Want to learn more about the beef business? BUY MY BOOK!!! It’s a lot of fun, I promise.

La Grande Boucherie

Boucherie just keeps the hits coming! Even in the face of a global pandemic, these guys opened up shop in spectacular fashion. While the menu is similar to their village locations, this joint offers Chef Dom’s incredible prime rib.

Nice and thick – 9/10!

We also took down their pork and veal chops, both of which were stunning and delicious – 10/10.

What really stands out to me about this place is the decor. The joint is situated on 6 1/2 Avenue between 53rd and 54th Streets in midtown. The restaurant spans the entire length of the atrium, with high glass ceilings overhead.

It’s a beautiful place to eat, and much of it is technically outdoors. The Christmas season is very special here, with their massive tree in place.

The floors are heated, so you’ll actually feel warm even when sitting outside.

Like their other locations, they still have a nice meat/charcuterie area, stocked with legs of prosciutto and even dry aged steaks.

All of their classics are well represented, like escargots and absinthe cocktails.

We especially liked their seafood apps like the shellfish tower (the raw bar here is incredible – almost as big as their regular bar), the smoked salmon, and the whipped cod and potatoes.

And the broiled lobster? INSANE!

Since everything is pretty much the same aside from the prime rib and a few other menu items, I’ve decided to piggyback this review off of my reviews of their other locations in the West Village and Union Square. Definitely get over here ASAP and give it a shot.
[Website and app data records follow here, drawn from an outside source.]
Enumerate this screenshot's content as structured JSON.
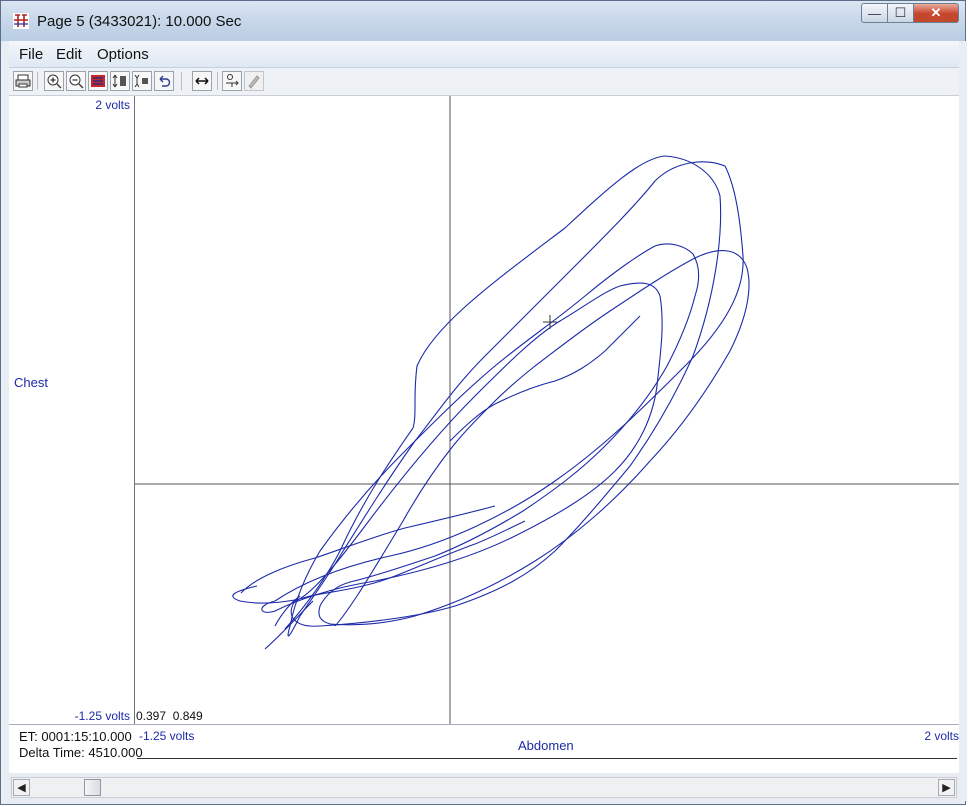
{
  "window": {
    "title": "Page 5 (3433021): 10.000 Sec",
    "min_glyph": "—",
    "max_glyph": "☐",
    "close_glyph": "✕"
  },
  "menu": {
    "file": "File",
    "edit": "Edit",
    "options": "Options"
  },
  "toolbar": {
    "buttons": [
      "print-icon",
      "zoom-in-icon",
      "zoom-out-icon",
      "highlight-icon",
      "expand-vertical-icon",
      "shrink-vertical-icon",
      "undo-icon",
      "horizontal-arrows-icon",
      "settings-icon",
      "pen-icon"
    ]
  },
  "plot": {
    "y_max_label": "2 volts",
    "y_axis_label": "Chest",
    "y_min_label": "-1.25 volts",
    "x_min_label": "-1.25 volts",
    "x_axis_label": "Abdomen",
    "x_max_label": "2 volts",
    "cursor_x": "0.397",
    "cursor_y": "0.849",
    "trace_color": "#1c2aa8",
    "crosshair_color": "#555555"
  },
  "footer": {
    "et": "ET: 0001:15:10.000",
    "delta_time": "Delta Time: 4510.000"
  },
  "scroll": {
    "left_arrow": "◀",
    "right_arrow": "▶"
  }
}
Overall Score: 95

LA GRANDE BOUCHERIE
145 W 53rd St
New York, NY 10019